• In case not all parameters are matched: a Parametrized CRS where all parameters matched are resolved, their corresponding crsnts:Parameter is removed, and only the non-matched parameters remain in the template.

Example.
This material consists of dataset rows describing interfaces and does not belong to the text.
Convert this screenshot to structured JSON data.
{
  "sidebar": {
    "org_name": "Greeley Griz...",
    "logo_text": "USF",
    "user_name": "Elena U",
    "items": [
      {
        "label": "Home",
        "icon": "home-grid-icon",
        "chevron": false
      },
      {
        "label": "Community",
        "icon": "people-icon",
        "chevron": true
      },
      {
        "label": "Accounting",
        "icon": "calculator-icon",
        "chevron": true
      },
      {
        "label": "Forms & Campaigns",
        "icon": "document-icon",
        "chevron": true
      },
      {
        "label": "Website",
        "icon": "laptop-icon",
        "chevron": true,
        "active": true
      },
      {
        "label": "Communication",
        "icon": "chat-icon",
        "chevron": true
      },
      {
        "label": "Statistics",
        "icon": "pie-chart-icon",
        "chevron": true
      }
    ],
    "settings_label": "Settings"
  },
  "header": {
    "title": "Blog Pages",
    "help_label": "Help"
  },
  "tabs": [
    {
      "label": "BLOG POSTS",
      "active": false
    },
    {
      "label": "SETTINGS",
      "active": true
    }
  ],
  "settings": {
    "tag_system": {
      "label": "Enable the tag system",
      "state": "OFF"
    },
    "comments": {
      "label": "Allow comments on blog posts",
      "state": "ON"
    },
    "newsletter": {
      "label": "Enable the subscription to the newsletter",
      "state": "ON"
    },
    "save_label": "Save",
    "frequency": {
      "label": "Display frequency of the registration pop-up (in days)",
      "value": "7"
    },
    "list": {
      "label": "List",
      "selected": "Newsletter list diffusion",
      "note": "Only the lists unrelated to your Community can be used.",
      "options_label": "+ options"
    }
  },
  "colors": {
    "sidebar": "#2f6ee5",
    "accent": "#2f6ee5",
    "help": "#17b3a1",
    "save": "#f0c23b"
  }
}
Assuming the same example as above, the CRS itself can be obtained through

http://www.opengis.net/def/crs/my-own-crs


The response to this request is

<crsnts:ParameterizedCRS>
<gml:identifier>...</gml:identifier>
<gml:scope>...</gml:scope>
<crsnts:parameters>
...
</crsnts:parameters>
<crsnts:targetReferenceSystem xlink:href="..."/>
</crsnts:ParameterizedCRS>


### 6.3.2. CRS equality¶

It is possible that one and the same CRS, axis, etc. is identified by a number of syntactically different URLs, and it is not straightforward for applications to decide about equivalence of two given URIs. To remedy this, a comparison predicate is available in SECORE. A request sent to URL

http://www.opengis.net/def/crs-equal?1=A&2=B


containing two URLs A and B listed as GET/KVP parameters with names 1 and 2, respectively, will result in a response of true if and only if both URLs identify the same concept, and false otherwise; the response is embedded in an XML document.

Example

Comparing EPSG codes 4327 and 4326 can be done with this URL:

http://www.opengis.net/def/equal?
1=http://www.opengis.net/def/crs/EPSG/0/4327
&2=http://www.opengis.net/def/crs/EPSG/0/4326


The response will look like this:

<crsnts:comparisonResult xmlns='http://www.opengis.net/crs-nts/1.0'>
<crsnts:equal>false</crsnts:equal>
<crsnts:reason>
<![CDATA[ ...description text... ]]>
</crsnts:reason>
</crsnts:comparisonResult>


### 6.3.3. Directly Querying SECORE¶

An XQuery GET or POST request sent to URL http://www.opengis.net/def/crs-query will result in a document obtained from evaluating the XQuery request according to the XQuery standard.